As I said before, the case doesn’t really affect the performance of the PC. However, it changes the look of the PC and also dictates which kind of components you can install.
Being a professional, I would assume you need some serious computing power, effective cooling, and a lot of drive bays. While it could be a bit cramped, you can surely manage with a Mini ITX case. Some of the best ones I’d recommend for this purpose are the Phanteks Eclipse P200A and the NZXT H210i.
While both of these are technically Mini ITX cases, they’re still a bit bigger compared to the others, have ample front I/O, and thus provide more space for you to work with. This would allow you to install more powerful components, more SSDs and HDDs, and high-end AIOs with big radiators for solid cooling.
With that being said, it’s worth mentioning that whether you’re a gamer, a content creator, or a professional, choosing the right case just boils down to the basic features you need: compatibility, sufficient cooling, front I/O, several drive bays, expansion slots, etc. Anything beyond that is either an extra or a user-specific feature.
Is It Important to Pre-plan an SFF PC Build?
As you probably know, the USP (Unique Selling Point) of Mini ITX cases is their smaller footprint: they require less space to fit into and thus free up more real estate for other components in the setup and on the desk.

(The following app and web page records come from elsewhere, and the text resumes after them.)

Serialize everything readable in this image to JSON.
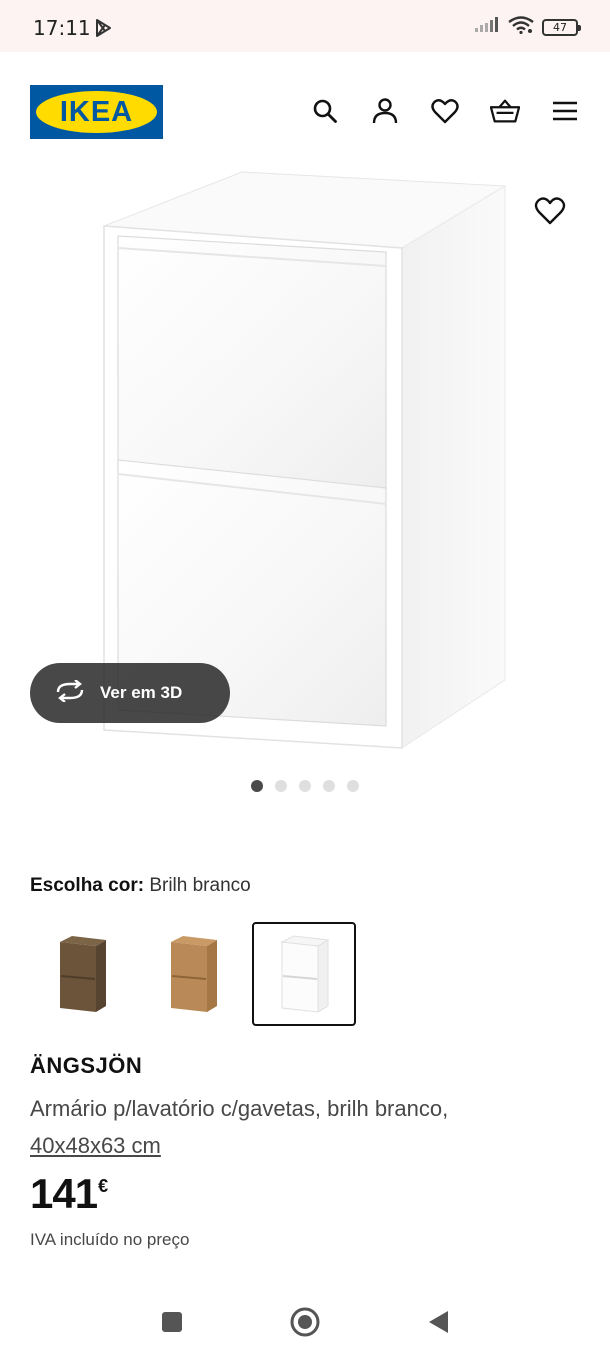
{
  "status": {
    "time": "17:11",
    "battery": "47"
  },
  "brand": {
    "logo_text": "IKEA",
    "blue": "#0058a3",
    "yellow": "#ffdb00"
  },
  "header": {
    "icons": [
      "search-icon",
      "account-icon",
      "heart-icon",
      "basket-icon",
      "menu-icon"
    ]
  },
  "gallery": {
    "view_3d_label": "Ver em 3D",
    "image_count": 5,
    "active_index": 0
  },
  "color_choice": {
    "label": "Escolha cor:",
    "selected": "Brilh branco",
    "swatches": [
      {
        "name": "walnut",
        "color": "#6b5439"
      },
      {
        "name": "oak",
        "color": "#b98a57"
      },
      {
        "name": "white",
        "color": "#ffffff",
        "selected": true
      }
    ]
  },
  "product": {
    "name": "ÄNGSJÖN",
    "description": "Armário p/lavatório c/gavetas, brilh branco,",
    "dimensions": "40x48x63 cm",
    "price": "141",
    "currency": "€",
    "vat_note": "IVA incluído no preço"
  }
}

Unfortunately, this USP also works against them; they’re all the more challenging to build in and you can’t afford to waste a single square inch.
Components that you took for granted with standard ATX cases—a large CPU cooling tower, extra SSD bays, or even a multicolored braided cable—could be challenging to fit into a Mini ITX case. So, knowing that, it’s wise to always plan your build before you go ahead and order all the components on your list.

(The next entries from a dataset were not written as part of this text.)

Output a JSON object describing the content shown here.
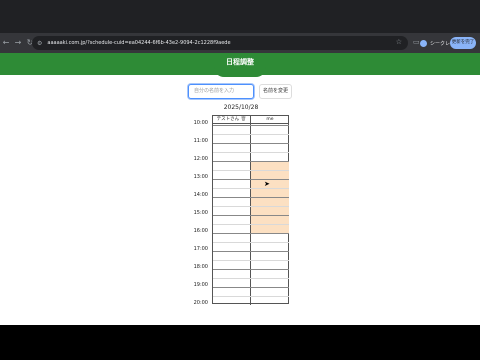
{
  "browser": {
    "url": "aaaaaki.com.jp/?schedule-cuid=ea04244-6f6b-43e2-9094-2c1228f9aede",
    "profile_label": "シークレット",
    "update_button": "更新を完了"
  },
  "app": {
    "title": "日程調整"
  },
  "form": {
    "name_placeholder": "自分の名前を入力",
    "rename_button": "名前を変更"
  },
  "schedule": {
    "date": "2025/10/28",
    "columns": [
      "テストさん",
      "me"
    ],
    "column_icon": "trash-icon",
    "times": [
      "10:00",
      "11:00",
      "12:00",
      "13:00",
      "14:00",
      "15:00",
      "16:00",
      "17:00",
      "18:00",
      "19:00",
      "20:00"
    ],
    "selected_slots": {
      "me": [
        "12:00",
        "12:30",
        "13:00",
        "13:30",
        "14:00",
        "14:30",
        "15:00",
        "15:30"
      ]
    },
    "selection_color": "#fce0c2"
  },
  "colors": {
    "accent": "#2e8b36"
  }
}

The first step is to cross-reference your GPU length with the main compartment of the Mini ITX case to ensure that, when the time comes, you can fit it into the enclosure along with the CPU cooler. Another precaution you can take is using smaller cables that have precisely the length you need for the build and no extra slack.
After you’ve done all that and have the components on hand, you might want to rehearse assembling the PC first before you actually get to it. This can help you deal with problems down the line too.
At the end of the day, assembling all those PC components inside a Mini ITX case is a challenge, there’s no denying that. However, there’s a certain reward you get once you achieve it, almost like defeating a tough boss in a video game!
Mini Case, Huge Power
Looking for the right Mini ITX case, especially if you’ve gotten used to standard full-size before, can be pretty challenging because of all the weird and quirky options out there.
However, if you keep the five features I talked about before in mind—parts compatibility, sufficient airflow and cooling, PCIe 4.0, ample I/O and drive bays—it can help you narrow down your options significantly. Hopefully, my article helped you find the perfect case based on your workload and budget!